GRAND RAPIDS, Mich. (WOOD) — Some of West Michigan’s top business leaders are heading up an effort to make sure employees returning to work are healthy — and tracking the spread of the coronavirus to avoid a bigger problem.
“We’ve learned to coexist with a lot of things in our past. We’re going to have to figure out how to coexist with this, too,” said Doug DeVos, Amway co-chair and a member of the public-private Kent County Back to Work Safely collaborative.
More than 150 local employers, including Amway, Meijer, Kent County and the city of Grand Rapids are part of Back To Work Safely.
Their plan does not involve testing for coronavirus. Instead, it’s a screening process to help employers and their workers gain the confidence they need to go back to work.
Under it, at each employee entrance, workers complete an online screening questionnaire about their health and possible exposure to COVID-19. If they pass, their temperature is checked. If that checks out, they can go back to work. The process takes less than 30 seconds.
The information collected is fed into a database.
‘We really want to stress (the information is archived) without identifying the name of any employee. We keep their personal information private,” said Dr. Norman Beauchamp Jr., the executive vice president for health sciences at Michigan State University.
Experts at the MSU College of Human Medicine are in charge of crunching the numbers and share what they have learned with both the employer and the Kent County Health Department.
“Which will use the data to monitor for potential outbreaks and hot spots,” Beauchamp explained.
That’s just one of the challenges being addressed as West Michigan slowly gets back to work amid continuing pandemic concerns.

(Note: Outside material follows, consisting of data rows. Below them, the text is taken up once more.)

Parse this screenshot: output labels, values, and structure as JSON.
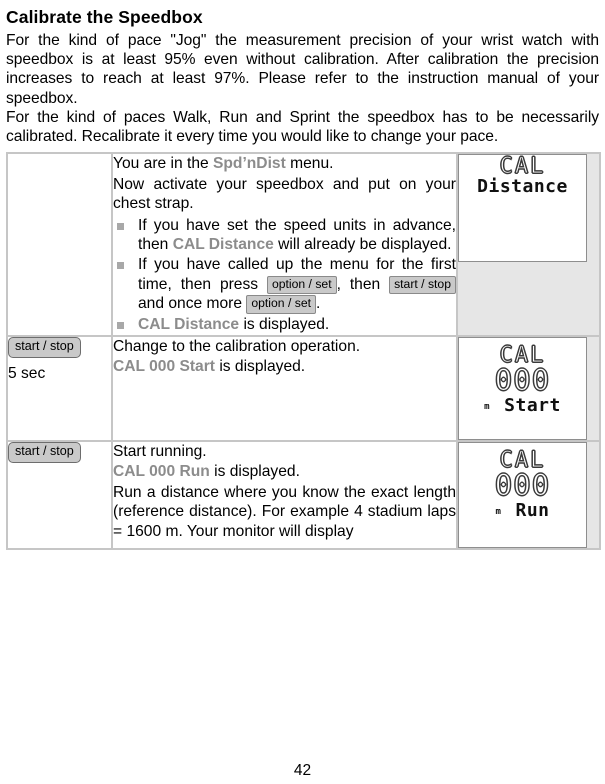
{
  "document": {
    "title": "Calibrate the Speedbox",
    "intro_paragraphs": [
      "For the kind of pace \"Jog\" the measurement precision of your wrist watch with speedbox is at least 95% even without calibration. After calibration the precision increases to reach at least 97%. Please refer to the instruction manual of your speedbox.",
      "For the kind of paces Walk, Run and Sprint the speedbox has to be necessarily calibrated. Recalibrate it every time you would like to change your pace."
    ],
    "page_number": "42"
  },
  "colors": {
    "lcd_term": "#8c8c8c",
    "key_bg": "#c9c9c9",
    "table_border": "#c6c6c6",
    "lcd_column_bg": "#e6e6e6",
    "bullet": "#a8a8a8"
  },
  "table": {
    "rows": [
      {
        "key": {
          "button": "",
          "duration": ""
        },
        "description": {
          "line1_pre": "You are in the ",
          "line1_term": "Spd’nDist",
          "line1_post": " menu.",
          "line2": "Now activate your speedbox and put on your chest strap.",
          "bullets": [
            {
              "pre": "If you have set the speed units in advance, then ",
              "term": "CAL Distance",
              "post": " will already be displayed."
            },
            {
              "pre": "If you have called up the menu for the first time, then press ",
              "key1": "option / set",
              "mid1": ", then ",
              "key2": "start / stop",
              "mid2": " and once more ",
              "key3": "option / set",
              "post": "."
            },
            {
              "term": "CAL Distance",
              "post": " is displayed."
            }
          ]
        },
        "lcd": {
          "seg_line": "CAL",
          "numeric": "",
          "unit": "",
          "word": "Distance"
        }
      },
      {
        "key": {
          "button": "start / stop",
          "duration": "5 sec"
        },
        "description": {
          "line1": "Change to the calibration operation.",
          "line2_term": "CAL 000 Start",
          "line2_post": " is displayed."
        },
        "lcd": {
          "seg_line": "CAL",
          "numeric": "000",
          "unit": "m",
          "word": "Start"
        }
      },
      {
        "key": {
          "button": "start / stop",
          "duration": ""
        },
        "description": {
          "line1": "Start running.",
          "line2_term": "CAL 000 Run",
          "line2_post": " is displayed.",
          "line3": "Run a distance where you know the exact length (reference distance). For example 4 stadium laps = 1600 m. Your monitor will display"
        },
        "lcd": {
          "seg_line": "CAL",
          "numeric": "000",
          "unit": "m",
          "word": "Run"
        }
      }
    ]
  }
}
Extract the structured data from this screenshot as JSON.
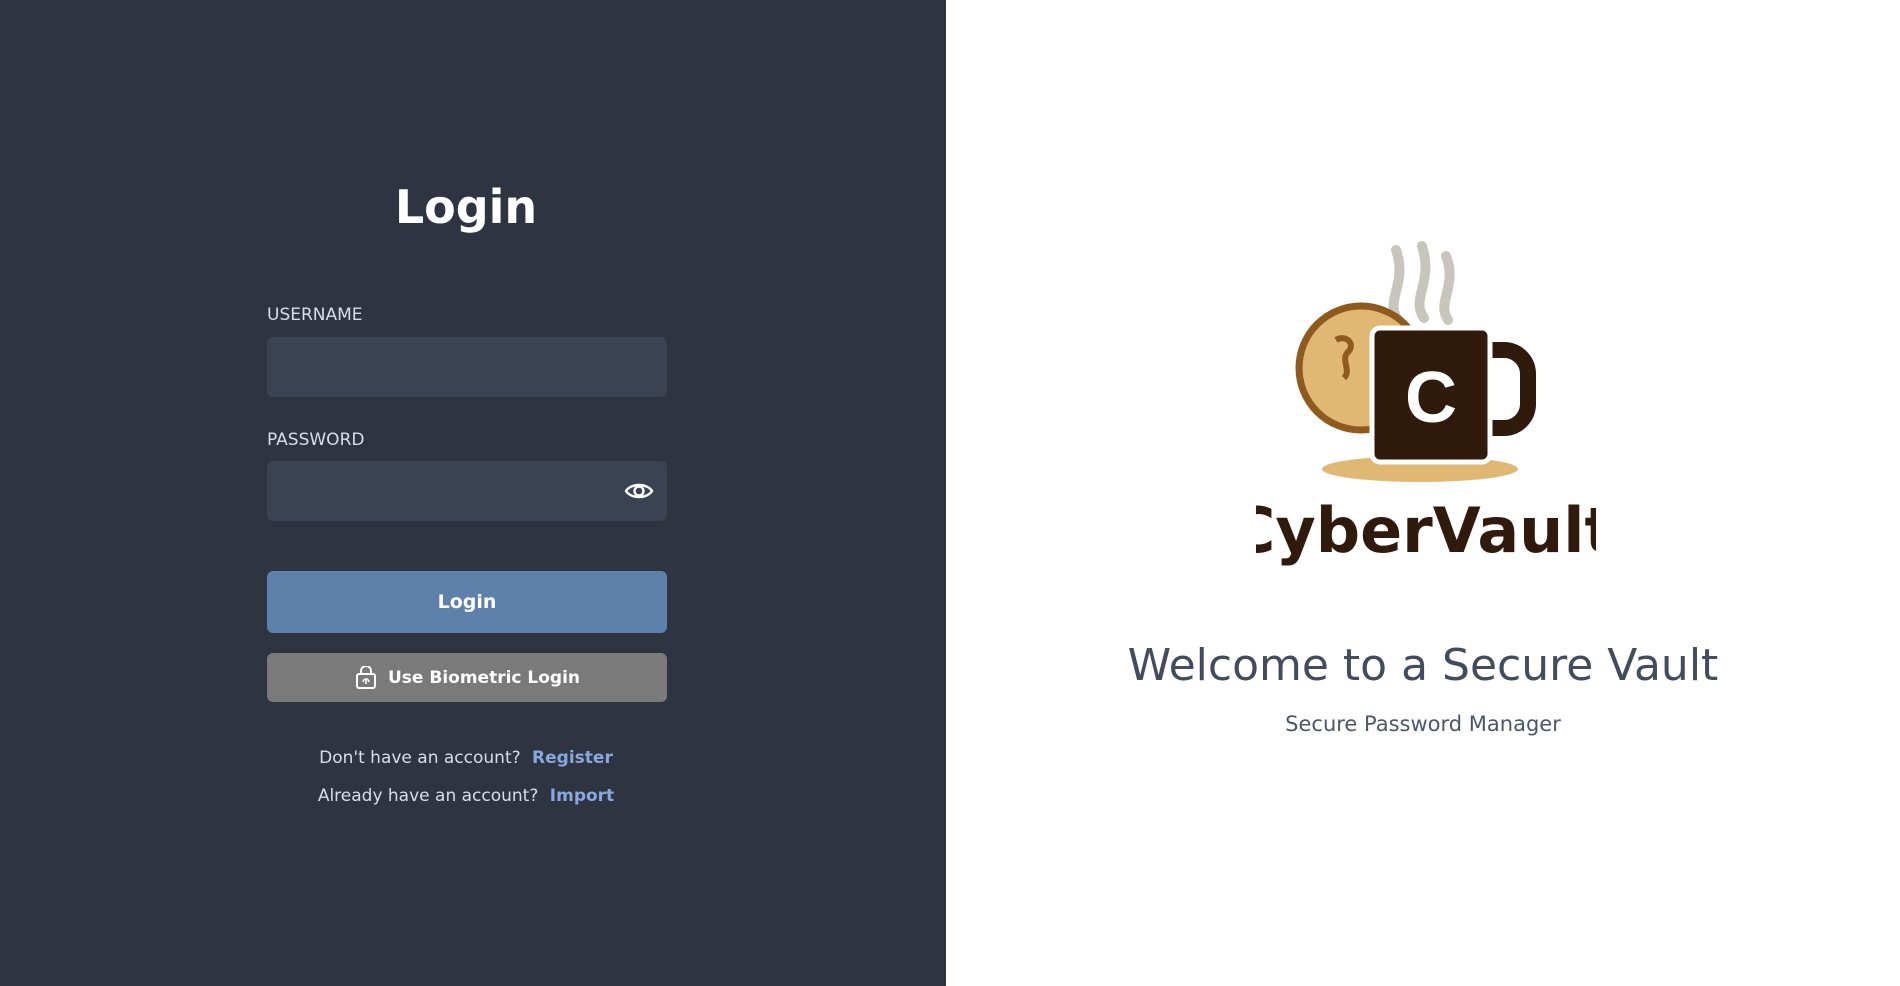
{
  "login": {
    "title": "Login",
    "username_label": "USERNAME",
    "username_value": "",
    "password_label": "PASSWORD",
    "password_value": "",
    "login_button": "Login",
    "biometric_button": "Use Biometric Login",
    "register_prompt": "Don't have an account?",
    "register_link": "Register",
    "import_prompt": "Already have an account?",
    "import_link": "Import"
  },
  "brand": {
    "name": "CyberVault",
    "logo_letter": "C",
    "welcome": "Welcome to a Secure Vault",
    "tagline": "Secure Password Manager"
  },
  "colors": {
    "left_bg": "#2e3440",
    "field_bg": "#3b4252",
    "login_button": "#5e81ac",
    "biometric_button": "#7a7a7a",
    "link": "#88a8e0",
    "brand_dark": "#2f1a0c",
    "brand_tan": "#e0b873"
  },
  "icons": {
    "password_toggle": "eye-icon",
    "biometric": "fingerprint-lock-icon"
  }
}
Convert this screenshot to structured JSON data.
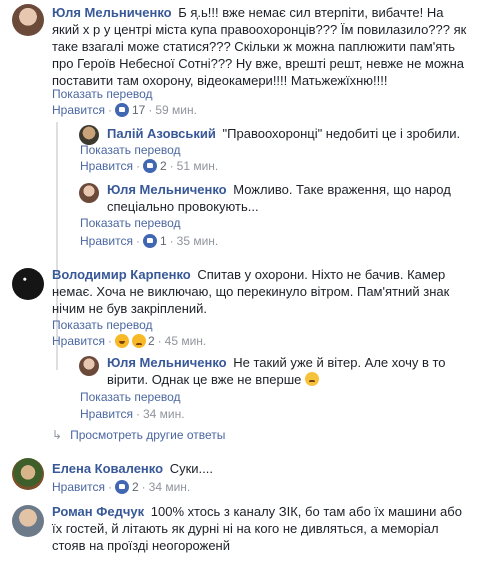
{
  "comments": [
    {
      "author": "Юля Мельниченко",
      "text": "Б  я̦.ь!!! вже немає сил втерпіти, вибачте! На який х  р у центрі міста купа правоохоронців??? Їм повилазило??? як таке взагалі може статися??? Скільки ж можна паплюжити пам'ять про Героїв Небесної Сотні??? Ну вже, врешті решт, невже не можна поставити там охорону, відеокамери!!!! Матьжежїхню!!!!",
      "translate": "Показать перевод",
      "like": "Нравится",
      "reply": "Ответить",
      "count": "17",
      "time": "59 мин."
    },
    {
      "author": "Палій Азовський",
      "text": "\"Правоохоронці\" недобиті це і зробили.",
      "translate": "Показать перевод",
      "like": "Нравится",
      "count": "2",
      "time": "51 мин."
    },
    {
      "author": "Юля Мельниченко",
      "text": "Можливо. Таке враження, що народ спеціально провокують...",
      "translate": "Показать перевод",
      "like": "Нравится",
      "count": "1",
      "time": "35 мин."
    },
    {
      "author": "Володимир Карпенко",
      "text": "Спитав у охорони. Ніхто не бачив. Камер немає. Хоча не виключаю, що перекинуло вітром. Пам'ятний знак нічим не був закріплений.",
      "translate": "Показать перевод",
      "like": "Нравится",
      "count": "2",
      "time": "45 мин."
    },
    {
      "author": "Юля Мельниченко",
      "text": "Не такий уже й вітер. Але хочу в то вірити. Однак це вже не вперше",
      "translate": "Показать перевод",
      "like": "Нравится",
      "time": "34 мин."
    },
    {
      "author": "Елена Коваленко",
      "text": "Суки....",
      "like": "Нравится",
      "count": "2",
      "time": "34 мин."
    },
    {
      "author": "Роман Федчук",
      "text": "100% хтось з каналу ЗІК, бо там або їх машини або їх гостей, й літають як дурні ні на кого не дивляться, а меморіал стояв на проїзді неогороженй"
    }
  ],
  "more_replies": "Просмотреть другие ответы",
  "colors": {
    "link": "#385898",
    "like_blue": "#4267b2",
    "secondary": "#90949c"
  }
}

The other is making sure employers have a source for masks and other personal protection equipment. The Right Place Inc., the regional economic development agency, has developed a Personal Protection Equipment Directory to make that happen.
“West Michigan manufacturers that are producing personal protection equipment right here in West Michigan” are in that directory, said Tim Mroz, senior vice president for strategic initiatives at The Right Place.
The directory is aimed at manufacturers that aren’t big enough to access the global supply chain or small enough to buy off the shelf at a local retailers.
“If you have 50 employees, 100 employees and you need 3,000 units of masks or you need 5,000 gloves, those are really hard to buy right now,” Mroz said.
Kent County Back to Work Safely is currently exclusive to Kent County employers who register. Plans are in the works to expand it to other areas of West Michigan.